Images Source: Pantone.
Global cultural uniformity derives from marketing decisions which dictate the aesthetics of our lives. One such decision is the colour of the year, determined by New Jersey corporation Pantone, which tells all interior, events, makeup and clothing designers what palettes to use in the coming months. 2015's hue sits somewhere between cacao nibs and oxblood and is called 'Marsala.' Pantone has been choosing the colour of the year since 2000. You can see a video (here) of Pantone executive director Leatrice Eiseman describing why Marsala was chosen, mainly to answer a 'public need for nurturing and earthy rootedness.'
2014's colour: Radiant Orchid. Image Source: Pantone.
2014's Radiant Orchid palette supposedly drew from Indian influences. In fact, this purple palette is not typical of many Indian regional traditional palettes: see here, here, here, here, here, here, here and here.
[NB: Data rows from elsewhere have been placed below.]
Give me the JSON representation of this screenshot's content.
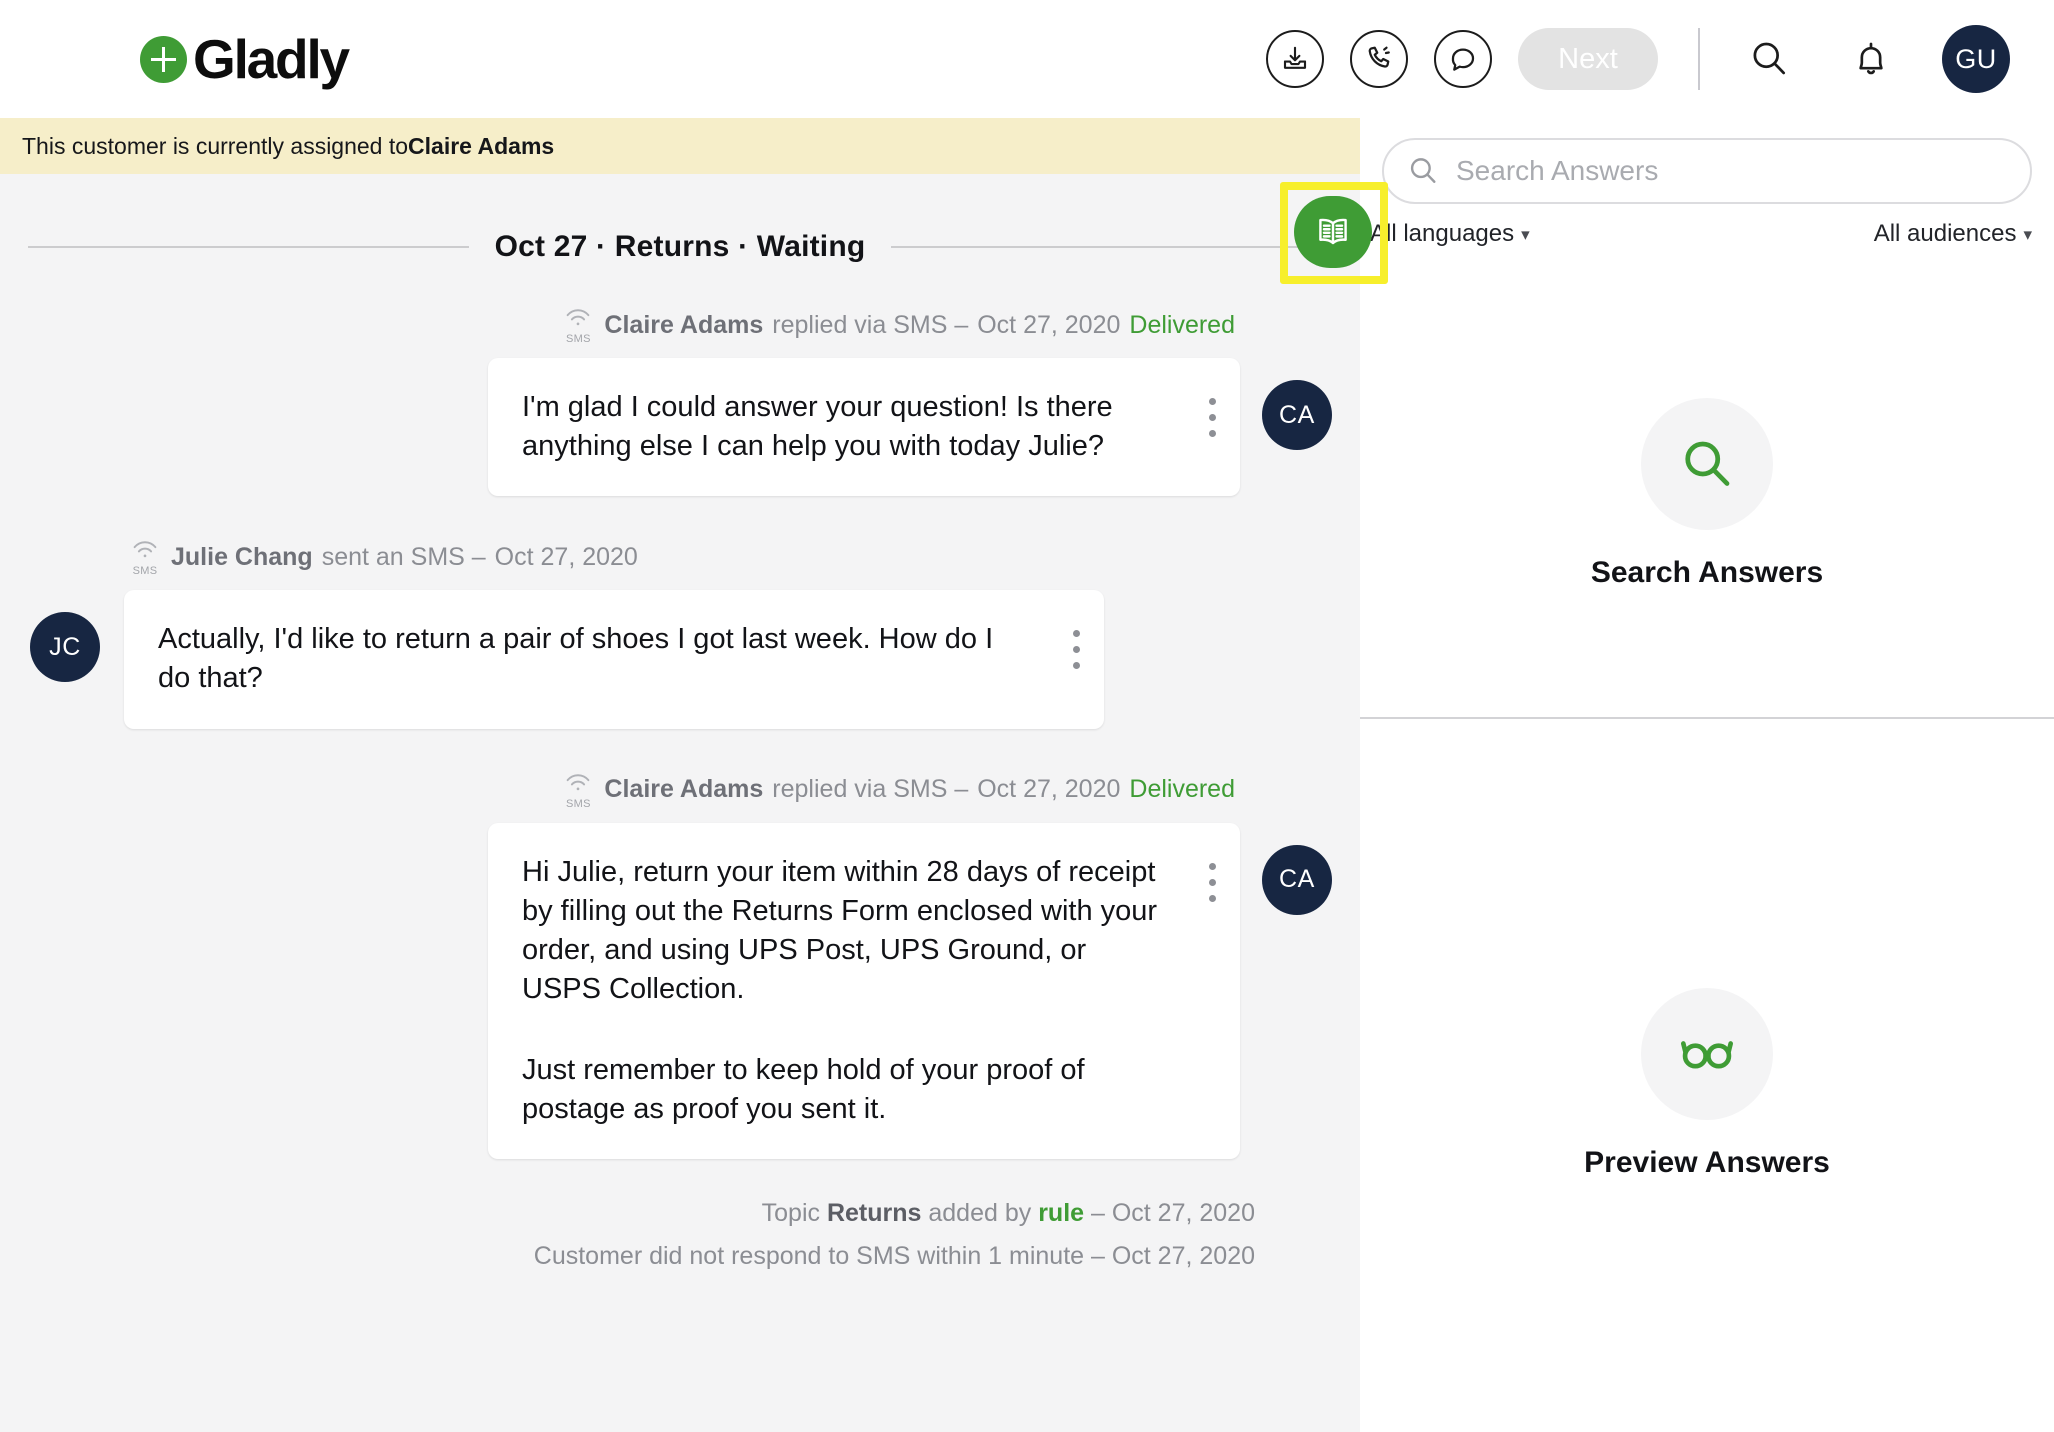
{
  "brand": {
    "name": "Gladly",
    "green": "#3f9c35",
    "navy": "#172642",
    "highlight_yellow": "#f7ef2c"
  },
  "topbar": {
    "logo_text": "Gladly",
    "actions": [
      {
        "name": "inbox-download-icon",
        "label": ""
      },
      {
        "name": "phone-call-icon",
        "label": ""
      },
      {
        "name": "chat-bubble-icon",
        "label": ""
      }
    ],
    "next_label": "Next",
    "search_icon": "search-icon",
    "bell_icon": "bell-icon",
    "user_initials": "GU"
  },
  "banner": {
    "prefix": "This customer is currently assigned to ",
    "agent": "Claire Adams"
  },
  "conversation": {
    "title": "Oct 27 · Returns · Waiting",
    "messages": [
      {
        "direction": "outbound",
        "channel_icon": "sms-icon",
        "channel_label": "SMS",
        "author": "Claire Adams",
        "action": " replied via SMS – ",
        "date": "Oct 27, 2020",
        "status": "Delivered",
        "avatar": "CA",
        "paragraphs": [
          "I'm glad I could answer your question! Is there anything else I can help you with today Julie?"
        ]
      },
      {
        "direction": "inbound",
        "channel_icon": "sms-icon",
        "channel_label": "SMS",
        "author": "Julie Chang",
        "action": " sent an SMS – ",
        "date": "Oct 27, 2020",
        "status": "",
        "avatar": "JC",
        "paragraphs": [
          "Actually, I'd like to return a pair of shoes I got last week. How do I do that?"
        ]
      },
      {
        "direction": "outbound",
        "channel_icon": "sms-icon",
        "channel_label": "SMS",
        "author": "Claire Adams",
        "action": " replied via SMS – ",
        "date": "Oct 27, 2020",
        "status": "Delivered",
        "avatar": "CA",
        "paragraphs": [
          "Hi Julie, return your item within 28 days of receipt by filling out the Returns Form enclosed with your order, and using UPS Post, UPS Ground, or USPS Collection.",
          "Just remember to keep hold of your proof of postage as proof you sent it."
        ]
      }
    ],
    "system_events": {
      "topic_prefix": "Topic ",
      "topic_name": "Returns",
      "topic_middle": " added by ",
      "topic_source": "rule",
      "topic_suffix": " – Oct 27, 2020",
      "no_response": "Customer did not respond to SMS within 1 minute – Oct 27, 2020"
    }
  },
  "book_toggle": {
    "name": "answers-book-toggle",
    "icon": "open-book-icon"
  },
  "answers_panel": {
    "search": {
      "placeholder": "Search Answers",
      "value": ""
    },
    "filters": {
      "language": "All languages",
      "audience": "All audiences"
    },
    "sections": [
      {
        "icon": "search-icon",
        "label": "Search Answers"
      },
      {
        "icon": "glasses-icon",
        "label": "Preview Answers"
      }
    ]
  }
}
Image Source: Indian Wedding Site.
Image Source: Lamps Plus.
Last year's colour was 'Radiant Orchid.' In December 2013, polls greeted Radiant Orchid with mixed results. One poll respondent commented: "Let's just say subtlety is not Pantone's strong suit. No interest in using either of [Radiant Orchid or the 2013 colour of the year, Emerald Green]." And another: "How do they determine the color of the year? It never seems to be that popular in the Midwest. I remember a few years ago honeysuckle was the color of the year. So I stocked my store with honey colored accessories. Had to clearance them out. :)" Yet another: "Not a nice color. Can't imagine where I would use it." Another: "I'd like to be part of the panel that picks these 'color(s) of the year'. It appears the criteria include ... 'what is the craziest thing we can come up to see how many sheep follow us over the cliff.' In my mind, the color of the year should be one that is either (1) a color most used in the paint industry or (2) an innovative but usable combination for the majority of the populace. I realize that home décor colors typically follow fashion trends but I'm not quite ready to 'wear' my clothes on my walls."